Following the hugely successful ‘Return to Waugh‘ event that was hosted by the British Council Milan, in collaboration with the University of Milan on 17th November, Milena Borden reflects on the relationship Waugh had with his Italian translator, Valentino Bompiani and considers the sociopolitical context of the Italian society that welcomed Waugh’s post – war work in particular.
As I was going to the Return to Waugh seminar in Milan last month, walking on the elegant via Alessandro Manzoni towards the distinguished building of the British Council, I was reflecting on what did it actually mean to have Evelyn Waugh’s novels published in Italian language and for the Italian public in post-war Italy. I was thinking that there probably was a difference between admiring Waugh’s exceptional prose in its Italian translation and connecting it with the actual country and culture.

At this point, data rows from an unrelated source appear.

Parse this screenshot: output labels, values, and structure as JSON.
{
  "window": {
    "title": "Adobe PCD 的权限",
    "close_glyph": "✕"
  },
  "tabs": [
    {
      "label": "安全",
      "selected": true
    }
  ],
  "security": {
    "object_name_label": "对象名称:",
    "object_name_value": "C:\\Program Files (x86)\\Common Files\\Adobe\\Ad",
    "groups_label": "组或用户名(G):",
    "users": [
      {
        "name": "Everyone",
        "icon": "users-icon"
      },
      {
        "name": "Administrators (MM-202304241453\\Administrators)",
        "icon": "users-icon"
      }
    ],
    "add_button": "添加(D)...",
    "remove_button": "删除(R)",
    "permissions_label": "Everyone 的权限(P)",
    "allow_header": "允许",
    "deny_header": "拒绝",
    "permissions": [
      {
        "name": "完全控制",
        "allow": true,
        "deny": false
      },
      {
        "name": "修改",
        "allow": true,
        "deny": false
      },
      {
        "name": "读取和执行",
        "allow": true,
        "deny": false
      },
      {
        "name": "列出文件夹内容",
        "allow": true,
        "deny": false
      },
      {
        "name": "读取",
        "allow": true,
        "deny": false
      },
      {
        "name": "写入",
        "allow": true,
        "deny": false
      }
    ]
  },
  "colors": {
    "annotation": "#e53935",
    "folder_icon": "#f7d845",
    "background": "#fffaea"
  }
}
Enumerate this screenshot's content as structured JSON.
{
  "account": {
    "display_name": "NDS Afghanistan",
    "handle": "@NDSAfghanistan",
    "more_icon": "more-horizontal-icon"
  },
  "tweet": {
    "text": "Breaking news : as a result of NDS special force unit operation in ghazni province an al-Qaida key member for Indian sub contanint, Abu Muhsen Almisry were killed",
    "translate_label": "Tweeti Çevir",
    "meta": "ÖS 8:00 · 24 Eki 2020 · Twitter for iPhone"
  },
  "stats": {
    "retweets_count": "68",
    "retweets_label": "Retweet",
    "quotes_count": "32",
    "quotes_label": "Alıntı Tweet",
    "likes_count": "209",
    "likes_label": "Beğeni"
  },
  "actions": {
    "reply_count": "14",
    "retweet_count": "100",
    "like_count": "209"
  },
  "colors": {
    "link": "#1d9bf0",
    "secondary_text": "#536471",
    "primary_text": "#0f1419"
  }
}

The Italian publisher of Waugh was Valentino Bompiani (1898 – 1992). Born in Rome, he was a count, connected intellectual, editor, playwright and a publicist. In his memoirs Via private (1974) and Dialoghi a distanza (1986) Bompiani writes a lot about the value of literature, theatre celebrities and the Italian intellectuals of his time. Brideshead Revisited was the first Waugh book published by Bompiani in 1948. Judging from the correspondence with Waugh, their relationship was a business one. They met only once in Rome and although there is no record in the Waugh’s Diaries about it, the meeting seems to have happened when he was in Italy in April 1950.
Bompiani had many reasons to publish Waugh. Firstly, he wanted to promote English literature on the domestic market, which was then dominated by American bestsellers and also because of its potential for filming. From a literary point of view, Bompiani was interested in a classical English prose to balance the post-war influence of modernist writers with James Joyce and Virginia Woolf being most among Italian anglophiles. However he was a sharp and connected businessman who did not take sides in late 1940s and 1950s Italian debates about modernism versus traditionalism. Bompiani became well known for his publication of Alberto Moravia and Elio Vittorini, both representing an Italian modernism and neo-realism whose ambitions were quite different from Waugh’s.
Another key Waugh promoter was Emilio Cecchi (1884-1966), the “Accademico d’Italia” of post-war Italy. An expert of Anglo-Saxon literature, and a most conservative critic and journalist, Cecchi was also a lecturer and traveller. He reviewed Waugh favorably in the Italian press before he was published in Italian, which was a significant step in his consequent promotion.
But what about the most obvious connection between Waugh and Italy – his, and Italy’s, Catholicism? Was not religion the first and foremost reason for translating Waugh? Italy, Catholicism, the Pope (whom Waugh personally met in 1945 at the Vatican) and Italian culture and literature have been interconnected at least since the time of Dante Alighieri. After the war, Italy was badly damaged and very poor. But although the Holy See was struggling to dissociate itself from the crimes of the Mussolini’s regime, popular Catholicism was on the rise. Throughout the 1940s and 1950s it energized its grass roots welfare organizations and Democrazia christiana (Democratic Christians), one of the two main political parties, ruled until 1992. Italian writers have always cared a lot for religion, even when against it. Waugh’s Catholicism must have found a natural place in a country which adores literary language, loves to discuss its religion and is addicted to politics.
On the other hand, Bompiani’s choice of the Milan artist-designer Bruno Munari (1907-1998) to design the dust jackets for Corpi vili (Vile Bodies), Lady Margot (Decline and Fall), Spada e onore (Sword of Honour) and Misfatto negro (Black Mischief) speaks for the publisher’s ambition to move with the times. Munari was associated with futurism and the ‘art of the concrete’ and his style added a modern touch to Italian translations of Waugh. One wonders, though, if Waugh liked the fragmented and modernistic illustrations of his book covers.
Behind all that can be said about Waugh in Italy, hangs intriguingly the shadow of his most Italian book, Waugh in Abyssinia (1936). There is plenty in it about Italy and politics. It is a travelogue revealing what Waugh thought of the colonial and fascist Italian rule in Ethiopia. But maybe Bompiani and his readers would have preferred to miss it. I am convinced, though, that somewhere in this black hole would be yet another discovery of Waugh in Italy.